| Your instructions |
Where the data below has the string "등급조회", return the whole line.

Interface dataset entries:

━━━

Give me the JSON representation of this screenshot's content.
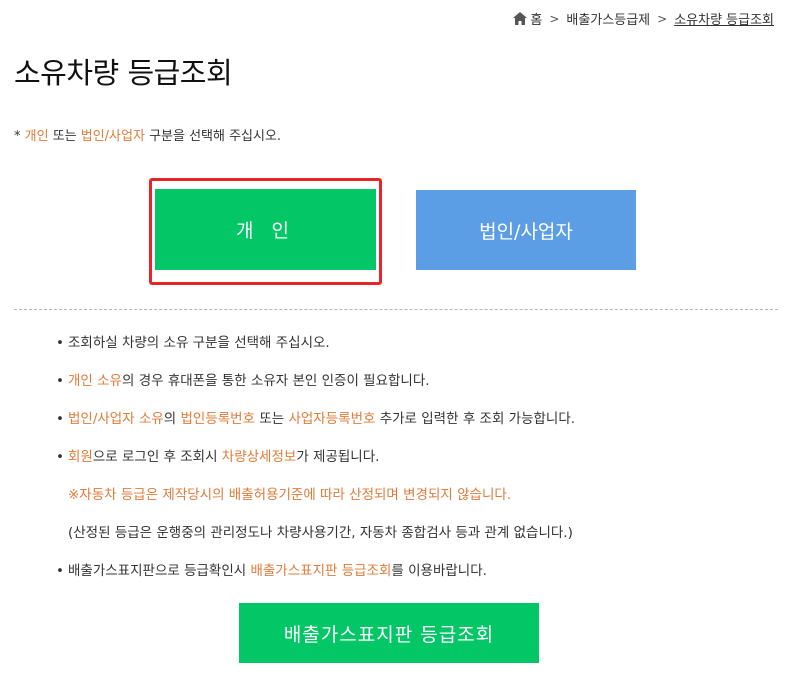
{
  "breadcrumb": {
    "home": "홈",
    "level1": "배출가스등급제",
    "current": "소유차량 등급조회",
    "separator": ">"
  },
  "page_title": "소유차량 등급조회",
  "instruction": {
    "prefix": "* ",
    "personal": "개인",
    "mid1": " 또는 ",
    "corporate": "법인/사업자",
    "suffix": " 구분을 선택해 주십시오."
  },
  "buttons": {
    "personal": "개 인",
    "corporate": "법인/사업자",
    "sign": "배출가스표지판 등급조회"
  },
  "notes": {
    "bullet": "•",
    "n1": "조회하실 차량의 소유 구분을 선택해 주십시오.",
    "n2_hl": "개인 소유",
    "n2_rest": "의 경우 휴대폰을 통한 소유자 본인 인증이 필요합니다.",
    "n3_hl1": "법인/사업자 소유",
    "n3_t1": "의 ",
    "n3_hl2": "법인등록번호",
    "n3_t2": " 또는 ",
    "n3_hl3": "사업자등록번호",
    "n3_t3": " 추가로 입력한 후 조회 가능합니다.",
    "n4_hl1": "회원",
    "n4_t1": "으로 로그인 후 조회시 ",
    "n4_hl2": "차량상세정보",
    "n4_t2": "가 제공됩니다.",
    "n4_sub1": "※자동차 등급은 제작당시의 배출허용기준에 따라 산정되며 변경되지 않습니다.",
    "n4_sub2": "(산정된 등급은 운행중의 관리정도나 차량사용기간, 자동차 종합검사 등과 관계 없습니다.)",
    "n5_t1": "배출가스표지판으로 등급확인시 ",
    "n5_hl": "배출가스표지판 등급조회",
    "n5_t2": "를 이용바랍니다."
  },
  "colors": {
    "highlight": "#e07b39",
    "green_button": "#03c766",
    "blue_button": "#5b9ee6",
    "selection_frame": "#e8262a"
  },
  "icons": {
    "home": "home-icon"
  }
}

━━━

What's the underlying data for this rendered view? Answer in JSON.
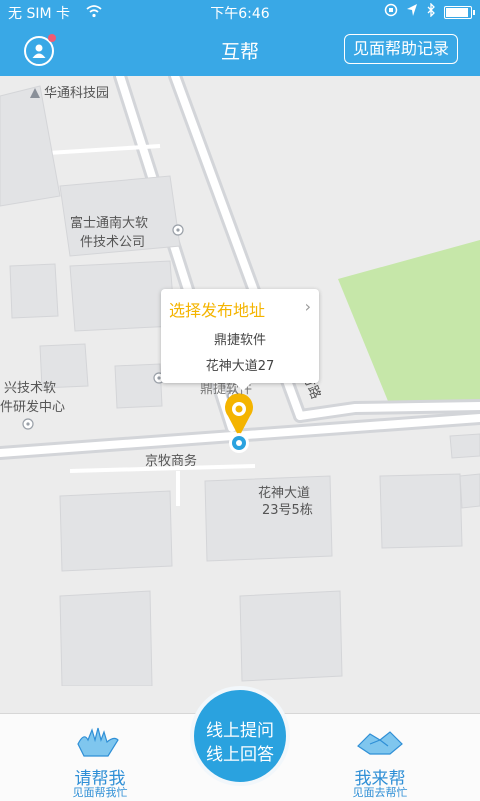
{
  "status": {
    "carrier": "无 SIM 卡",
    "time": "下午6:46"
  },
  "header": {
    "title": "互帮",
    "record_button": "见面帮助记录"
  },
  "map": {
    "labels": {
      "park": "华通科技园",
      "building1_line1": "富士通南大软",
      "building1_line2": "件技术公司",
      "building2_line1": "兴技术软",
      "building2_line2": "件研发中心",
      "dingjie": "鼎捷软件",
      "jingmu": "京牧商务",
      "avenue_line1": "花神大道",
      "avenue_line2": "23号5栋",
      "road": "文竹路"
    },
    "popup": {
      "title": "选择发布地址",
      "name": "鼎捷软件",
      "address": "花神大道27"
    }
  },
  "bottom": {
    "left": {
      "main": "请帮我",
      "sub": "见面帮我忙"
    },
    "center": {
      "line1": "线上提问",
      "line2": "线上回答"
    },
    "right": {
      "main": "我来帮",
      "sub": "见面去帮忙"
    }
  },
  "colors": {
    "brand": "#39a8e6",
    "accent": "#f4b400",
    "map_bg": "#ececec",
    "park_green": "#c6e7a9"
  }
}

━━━

| Solution |
    "current": "소유차량 등급조회",
  "page_title": "소유차량 등급조회",
    "sign": "배출가스표지판 등급조회"
    "n5_hl": "배출가스표지판 등급조회",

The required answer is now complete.